Net Profit

Net profit = Revenue – COGS – operating expenses – interest and taxes
Net profit margin = Net profit / Gross revenue

Net profit margin takes all expenses into consideration, including operating expenses, taxes, and interest paid on debt. “It reflects a company’s profit per dollar of sales” explains Bonnet.

These margins are key to assessing the health of your small business. Remember, higher sales don’t always mean greater profitability. More important than how much money you are bringing in on the top line is the state of your bottom line after you factor in all your costs. Doing a better job of controlling expenses can have as dramatic an impact on profit as boosting sales, so it’s important to understand the relationship between what you are making and what you are spending. Even a company with a healthy gross profit margin could be losing money if other expenses like labor and utilities are high, notes Bonnet. “Revenue means nothing without profit,” he says. “There is no real net profit unless there is money left over after paying all your bills.”


On a scale from 1 to 5, with 1 being 'Not Good' and 5 being 'Excellent', how would you rate this article?

Press enter to submit your rating

Rate this Article

Use this form to provide additional feedback based on the rating you provided.

Thanks for Rating

Would you like to provide feedback?

Thanks for your feedback!

This information is general in nature and is provided for educational purposes only.
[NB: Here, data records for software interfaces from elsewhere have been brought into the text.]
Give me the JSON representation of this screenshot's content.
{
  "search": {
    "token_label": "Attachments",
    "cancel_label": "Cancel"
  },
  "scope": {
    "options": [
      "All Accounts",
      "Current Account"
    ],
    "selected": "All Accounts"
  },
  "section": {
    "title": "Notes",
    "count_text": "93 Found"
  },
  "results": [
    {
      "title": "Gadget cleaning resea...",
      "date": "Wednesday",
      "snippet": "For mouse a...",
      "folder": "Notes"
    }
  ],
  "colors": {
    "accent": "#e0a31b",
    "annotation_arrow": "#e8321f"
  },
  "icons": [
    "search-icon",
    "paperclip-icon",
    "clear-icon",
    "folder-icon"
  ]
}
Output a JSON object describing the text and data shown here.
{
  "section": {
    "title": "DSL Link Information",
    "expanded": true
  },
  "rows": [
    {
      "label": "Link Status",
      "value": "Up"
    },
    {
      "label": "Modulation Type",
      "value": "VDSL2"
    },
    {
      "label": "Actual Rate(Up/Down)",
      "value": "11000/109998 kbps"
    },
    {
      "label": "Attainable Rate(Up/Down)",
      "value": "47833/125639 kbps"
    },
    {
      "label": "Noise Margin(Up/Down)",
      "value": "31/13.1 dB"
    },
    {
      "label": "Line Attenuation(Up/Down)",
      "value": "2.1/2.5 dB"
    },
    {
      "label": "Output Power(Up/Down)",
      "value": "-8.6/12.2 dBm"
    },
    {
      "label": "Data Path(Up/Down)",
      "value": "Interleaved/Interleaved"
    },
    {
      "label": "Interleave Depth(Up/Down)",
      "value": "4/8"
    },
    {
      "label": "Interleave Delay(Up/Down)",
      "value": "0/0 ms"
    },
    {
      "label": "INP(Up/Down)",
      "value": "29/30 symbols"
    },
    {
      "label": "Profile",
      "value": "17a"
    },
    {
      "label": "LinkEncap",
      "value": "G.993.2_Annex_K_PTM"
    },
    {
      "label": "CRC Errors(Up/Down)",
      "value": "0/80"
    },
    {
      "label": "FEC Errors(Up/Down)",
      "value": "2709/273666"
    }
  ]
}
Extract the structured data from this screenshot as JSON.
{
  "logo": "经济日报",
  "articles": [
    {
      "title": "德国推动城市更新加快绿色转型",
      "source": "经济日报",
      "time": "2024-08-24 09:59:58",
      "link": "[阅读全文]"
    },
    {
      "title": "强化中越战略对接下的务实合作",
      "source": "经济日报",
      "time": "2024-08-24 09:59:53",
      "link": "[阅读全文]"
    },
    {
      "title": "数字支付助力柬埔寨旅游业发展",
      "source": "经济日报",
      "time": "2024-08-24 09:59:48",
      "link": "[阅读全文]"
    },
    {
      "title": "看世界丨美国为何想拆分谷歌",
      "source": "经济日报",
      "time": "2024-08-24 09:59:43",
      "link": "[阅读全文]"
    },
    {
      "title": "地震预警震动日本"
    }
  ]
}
Information provided and statements made by employees of Regions should not be relied on or interpreted as accounting, financial planning, investment, legal, or tax advice. Regions encourages you to consult a professional for advice applicable to your specific situation. Information provided and statements made by individuals who are not employees of Regions are the views, opinions, or positions of the individual who made the statement and do not necessarily reflect the policies, views, opinions, and positions of Regions. Regions makes no representations as to the accuracy, completeness, timeliness, suitability, or validity of any information presented.